Helpful links:

 

Updated U.S. Poverty Report Released and Quick Links

September 19, 2013data, demographics

The U.S. Census Bureau recently released its annual Income, Poverty and Health Insurance Coverage Report updated with 2012 national level data, as well as briefs and stats from the 2012 American Community Survey for state and community level data. The data from these resources are the foundation of and motivation for many aspects of public policy work and research.

In a nutshell, in 2012, “real median household income and the poverty rate were not statistically different from the previous year, while the percentage of people without health insurance coverage decreased.” However, there are lots of stats behind that summary – here are some quick links straight to the source:

 

1 in 5 Teen Births are Repeat Births

April 18, 2013demographics, pregnancy, teens

Though teen pregnancy rates have been declining, still more than 365,000 teens, ages 15 to 19, gave birth in 2010. Many of these teens have repeat births. A repeat (or subsequent) teen birth is defined as “the second (or more) pregnancy ending in a live birth before age 20″. Nationally, 18.3% of births to teens are repeat births. In CFRP’s home state, Texas, the rate is even higher, and it actually has the highest repeat teen pregnancy rate in the country, at 21.9% (The National Campaign’s State and National Comparisons).

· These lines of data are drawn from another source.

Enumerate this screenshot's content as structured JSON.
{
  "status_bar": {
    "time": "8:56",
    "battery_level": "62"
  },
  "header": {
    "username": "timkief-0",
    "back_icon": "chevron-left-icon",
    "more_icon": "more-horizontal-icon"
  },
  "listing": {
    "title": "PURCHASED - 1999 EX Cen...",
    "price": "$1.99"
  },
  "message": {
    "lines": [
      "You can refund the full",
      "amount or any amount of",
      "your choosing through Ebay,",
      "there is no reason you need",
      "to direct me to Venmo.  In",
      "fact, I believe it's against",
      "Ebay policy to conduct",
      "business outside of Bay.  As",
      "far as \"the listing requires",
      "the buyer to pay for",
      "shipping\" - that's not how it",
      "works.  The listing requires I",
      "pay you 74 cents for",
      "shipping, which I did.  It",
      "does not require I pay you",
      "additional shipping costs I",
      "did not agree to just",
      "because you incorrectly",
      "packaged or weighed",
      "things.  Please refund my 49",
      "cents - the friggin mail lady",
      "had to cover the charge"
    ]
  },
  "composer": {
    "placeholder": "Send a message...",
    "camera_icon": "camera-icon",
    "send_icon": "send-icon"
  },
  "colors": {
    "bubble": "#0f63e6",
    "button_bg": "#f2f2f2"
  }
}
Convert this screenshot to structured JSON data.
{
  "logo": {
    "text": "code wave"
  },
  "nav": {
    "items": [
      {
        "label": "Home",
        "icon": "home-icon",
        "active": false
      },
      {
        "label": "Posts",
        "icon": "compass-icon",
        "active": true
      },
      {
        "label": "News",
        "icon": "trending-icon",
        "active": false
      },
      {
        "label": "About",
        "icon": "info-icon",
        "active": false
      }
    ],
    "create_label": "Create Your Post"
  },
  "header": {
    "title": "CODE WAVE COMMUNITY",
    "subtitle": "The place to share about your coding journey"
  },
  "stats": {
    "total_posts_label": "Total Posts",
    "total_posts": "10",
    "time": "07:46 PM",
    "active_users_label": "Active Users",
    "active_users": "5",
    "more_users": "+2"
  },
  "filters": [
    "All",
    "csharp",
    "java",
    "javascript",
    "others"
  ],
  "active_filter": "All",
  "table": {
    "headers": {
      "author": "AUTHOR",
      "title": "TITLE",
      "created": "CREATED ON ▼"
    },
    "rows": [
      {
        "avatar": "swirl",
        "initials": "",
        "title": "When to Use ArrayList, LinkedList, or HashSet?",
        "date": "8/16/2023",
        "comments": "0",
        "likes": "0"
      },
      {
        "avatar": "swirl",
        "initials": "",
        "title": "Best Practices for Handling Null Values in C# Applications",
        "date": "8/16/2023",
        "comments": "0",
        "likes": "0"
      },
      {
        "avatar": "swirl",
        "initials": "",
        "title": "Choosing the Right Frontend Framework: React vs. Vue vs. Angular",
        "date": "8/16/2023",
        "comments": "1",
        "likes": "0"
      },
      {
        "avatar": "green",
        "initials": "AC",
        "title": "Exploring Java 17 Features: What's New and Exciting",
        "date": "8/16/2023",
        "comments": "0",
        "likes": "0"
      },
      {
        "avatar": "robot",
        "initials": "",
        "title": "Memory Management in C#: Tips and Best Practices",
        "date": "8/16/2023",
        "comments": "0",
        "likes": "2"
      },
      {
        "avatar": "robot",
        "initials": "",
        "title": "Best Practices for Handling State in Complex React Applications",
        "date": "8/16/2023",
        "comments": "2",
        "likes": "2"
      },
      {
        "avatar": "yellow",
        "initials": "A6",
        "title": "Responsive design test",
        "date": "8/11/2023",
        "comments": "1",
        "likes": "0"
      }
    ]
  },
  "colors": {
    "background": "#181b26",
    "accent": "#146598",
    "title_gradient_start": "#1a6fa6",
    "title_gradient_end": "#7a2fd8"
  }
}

Nationally, there were 66,800 repeat teen births in 2010, or an average of 183 per day. Of these, 85% were second births, 13% third births, and 2% were fourth to six births. For more stats, click for the Centers for Disease Control and Prevention (CDC)’s Vital Signs April 2013 issue and the National Vital Statistics Final Report on Births in 2010.

CFRP Director Cynthia Osborne Presents at Population Association of America Conference

April 13, 2013cfrp, demographics, family instability

CFRP Director, Dr. Cynthia Osborne, presents with colleague Dr. Paula Fomby today at PAA’s 2013 Annual Meeting in New Orleans, LA. Their paper and presentation titled, Family Instability, Multipartner Fertility and Behavior in Middle Childhood, looks at two concepts in family demography that capture the dynamic and complex nature of family structure, family instability and family complexity. Family instability is the repeated changes in children’s family structure when parents form and dissolve unions, and multipartner fertility is a parent’s experience of having children with more than one partner.

Each phenomenon is associated with children’s compromised well-being. Drs. Fomby and Osborne investigate the extent to which instability and multipartner fertility co-occur and consider whether the two processes have distinct consequences for children’s behavior. They use longitudinal data from the Fragile Families and Child Wellbeing Study (N=3,377) to document and explain the association of family instability and multipartner fertility with three measures of child behavior at age 9: mother-reported and teacher-reported externalizing behavior and child-reported delinquency. Preliminary results indicate that children who experienced either event had higher behavior problem scores than children in stable, single-partner families, and children who had experienced both events had the highest average levels of behavior problems.

Click to download the full paper, Family Instability, Multipartner Fertility and Behavior in Middle Childhood.

Demographic Trends in U.S. for Hispanic Adolescents

April 2, 2013demographics, teens

In just 7 years, Hispanic youth will account for about 25% of adolescents between age 10 and 19 in the U.S. The U.S. Department of Health and Human Services’ Office of Adolescent Health together with the Office of Minority Health recently produced a snapshot about Hispanic adolescents on a range of indicators, including health care, teen pregnancy, higher education, and mental and physical health. Have a look at the March issue of Adolescent Health Insider.